*RECORDS FOR THE EXERCISE*.
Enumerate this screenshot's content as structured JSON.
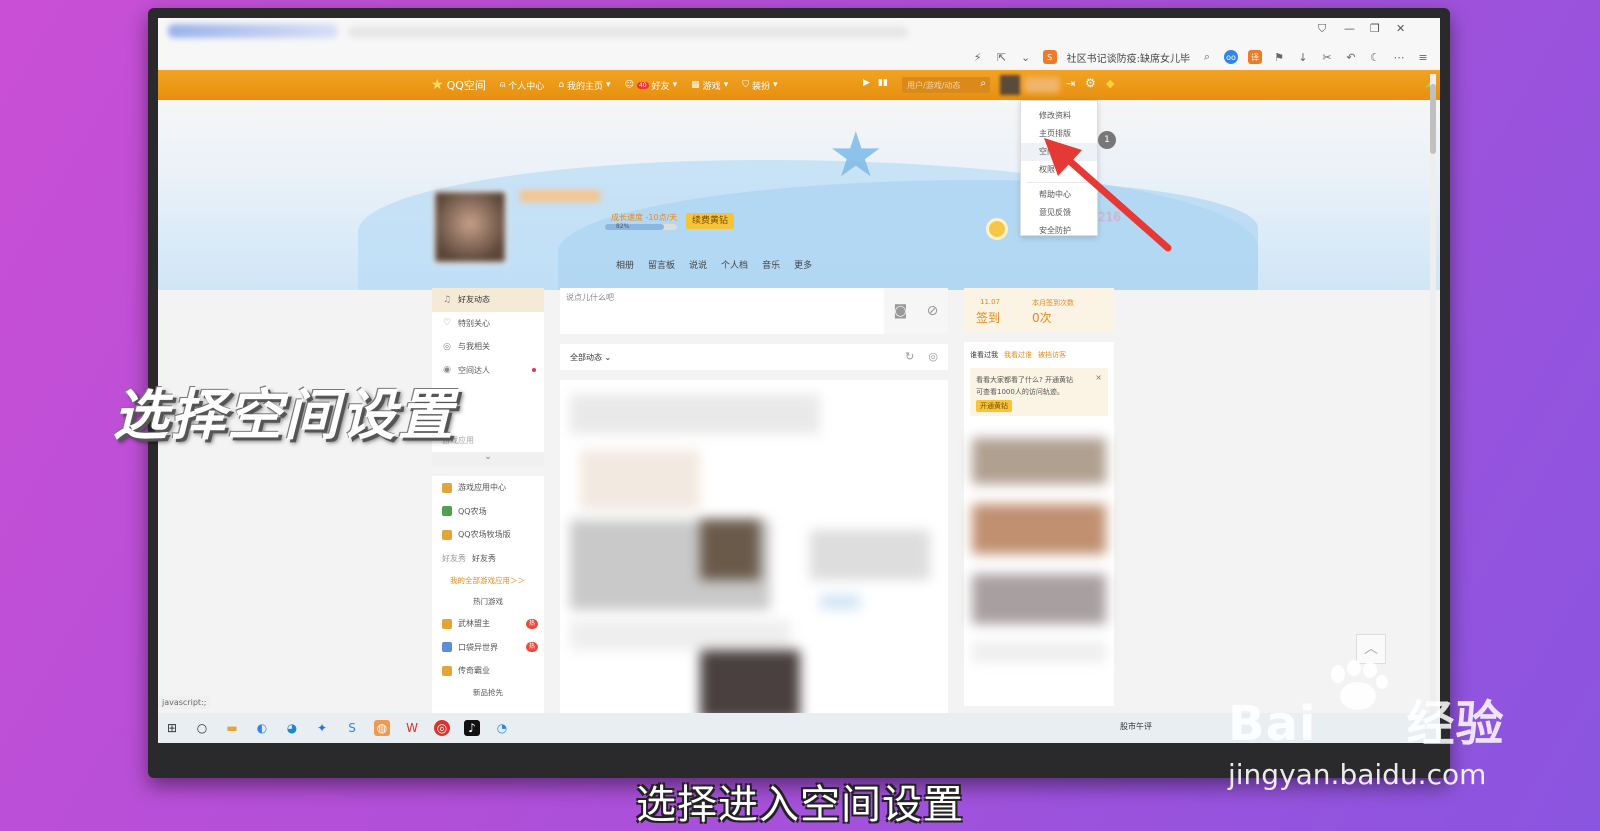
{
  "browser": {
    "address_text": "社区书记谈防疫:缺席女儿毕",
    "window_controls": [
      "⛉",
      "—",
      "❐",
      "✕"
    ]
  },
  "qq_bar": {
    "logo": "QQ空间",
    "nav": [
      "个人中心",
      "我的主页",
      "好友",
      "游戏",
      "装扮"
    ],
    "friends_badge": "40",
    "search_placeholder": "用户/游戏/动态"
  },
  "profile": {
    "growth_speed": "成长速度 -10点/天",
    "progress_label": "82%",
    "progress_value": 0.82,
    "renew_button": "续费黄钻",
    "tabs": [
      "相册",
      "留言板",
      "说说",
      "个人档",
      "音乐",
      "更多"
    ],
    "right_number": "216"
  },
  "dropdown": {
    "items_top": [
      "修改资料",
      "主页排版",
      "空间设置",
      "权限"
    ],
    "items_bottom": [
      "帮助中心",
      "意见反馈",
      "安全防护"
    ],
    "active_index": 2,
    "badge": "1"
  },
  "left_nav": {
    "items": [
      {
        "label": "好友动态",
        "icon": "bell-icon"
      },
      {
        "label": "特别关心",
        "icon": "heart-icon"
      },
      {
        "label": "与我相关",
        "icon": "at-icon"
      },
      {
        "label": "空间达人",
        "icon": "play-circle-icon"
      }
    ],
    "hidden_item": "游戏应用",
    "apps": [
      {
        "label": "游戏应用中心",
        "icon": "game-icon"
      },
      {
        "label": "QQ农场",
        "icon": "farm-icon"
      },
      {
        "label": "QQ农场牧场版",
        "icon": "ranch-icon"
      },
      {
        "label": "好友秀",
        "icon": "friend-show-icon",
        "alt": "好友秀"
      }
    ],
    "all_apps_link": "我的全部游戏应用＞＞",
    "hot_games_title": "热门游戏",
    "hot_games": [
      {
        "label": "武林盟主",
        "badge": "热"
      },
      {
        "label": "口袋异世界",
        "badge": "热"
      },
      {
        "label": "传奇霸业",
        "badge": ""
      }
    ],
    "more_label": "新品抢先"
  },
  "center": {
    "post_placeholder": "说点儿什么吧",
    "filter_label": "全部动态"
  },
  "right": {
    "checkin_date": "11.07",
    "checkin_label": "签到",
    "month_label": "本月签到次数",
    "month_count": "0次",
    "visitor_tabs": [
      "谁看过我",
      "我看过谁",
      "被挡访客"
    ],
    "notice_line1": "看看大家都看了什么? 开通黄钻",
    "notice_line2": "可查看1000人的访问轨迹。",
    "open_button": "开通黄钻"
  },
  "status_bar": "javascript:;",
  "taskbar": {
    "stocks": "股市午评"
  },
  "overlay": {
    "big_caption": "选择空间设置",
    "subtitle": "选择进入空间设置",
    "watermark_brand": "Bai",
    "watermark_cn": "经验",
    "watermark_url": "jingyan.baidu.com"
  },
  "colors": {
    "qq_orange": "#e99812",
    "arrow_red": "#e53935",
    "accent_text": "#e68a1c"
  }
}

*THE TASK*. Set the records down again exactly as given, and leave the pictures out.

*SOLUTION TO THE PROBLEM*.
Enumerate this screenshot's content as structured JSON.
{
  "browser": {
    "address_text": "社区书记谈防疫:缺席女儿毕",
    "window_controls": [
      "⛉",
      "—",
      "❐",
      "✕"
    ]
  },
  "qq_bar": {
    "logo": "QQ空间",
    "nav": [
      "个人中心",
      "我的主页",
      "好友",
      "游戏",
      "装扮"
    ],
    "friends_badge": "40",
    "search_placeholder": "用户/游戏/动态"
  },
  "profile": {
    "growth_speed": "成长速度 -10点/天",
    "progress_label": "82%",
    "progress_value": 0.82,
    "renew_button": "续费黄钻",
    "tabs": [
      "相册",
      "留言板",
      "说说",
      "个人档",
      "音乐",
      "更多"
    ],
    "right_number": "216"
  },
  "dropdown": {
    "items_top": [
      "修改资料",
      "主页排版",
      "空间设置",
      "权限"
    ],
    "items_bottom": [
      "帮助中心",
      "意见反馈",
      "安全防护"
    ],
    "active_index": 2,
    "badge": "1"
  },
  "left_nav": {
    "items": [
      {
        "label": "好友动态",
        "icon": "bell-icon"
      },
      {
        "label": "特别关心",
        "icon": "heart-icon"
      },
      {
        "label": "与我相关",
        "icon": "at-icon"
      },
      {
        "label": "空间达人",
        "icon": "play-circle-icon"
      }
    ],
    "hidden_item": "游戏应用",
    "apps": [
      {
        "label": "游戏应用中心",
        "icon": "game-icon"
      },
      {
        "label": "QQ农场",
        "icon": "farm-icon"
      },
      {
        "label": "QQ农场牧场版",
        "icon": "ranch-icon"
      },
      {
        "label": "好友秀",
        "icon": "friend-show-icon",
        "alt": "好友秀"
      }
    ],
    "all_apps_link": "我的全部游戏应用＞＞",
    "hot_games_title": "热门游戏",
    "hot_games": [
      {
        "label": "武林盟主",
        "badge": "热"
      },
      {
        "label": "口袋异世界",
        "badge": "热"
      },
      {
        "label": "传奇霸业",
        "badge": ""
      }
    ],
    "more_label": "新品抢先"
  },
  "center": {
    "post_placeholder": "说点儿什么吧",
    "filter_label": "全部动态"
  },
  "right": {
    "checkin_date": "11.07",
    "checkin_label": "签到",
    "month_label": "本月签到次数",
    "month_count": "0次",
    "visitor_tabs": [
      "谁看过我",
      "我看过谁",
      "被挡访客"
    ],
    "notice_line1": "看看大家都看了什么? 开通黄钻",
    "notice_line2": "可查看1000人的访问轨迹。",
    "open_button": "开通黄钻"
  },
  "status_bar": "javascript:;",
  "taskbar": {
    "stocks": "股市午评"
  },
  "overlay": {
    "big_caption": "选择空间设置",
    "subtitle": "选择进入空间设置",
    "watermark_brand": "Bai",
    "watermark_cn": "经验",
    "watermark_url": "jingyan.baidu.com"
  },
  "colors": {
    "qq_orange": "#e99812",
    "arrow_red": "#e53935",
    "accent_text": "#e68a1c"
  }
}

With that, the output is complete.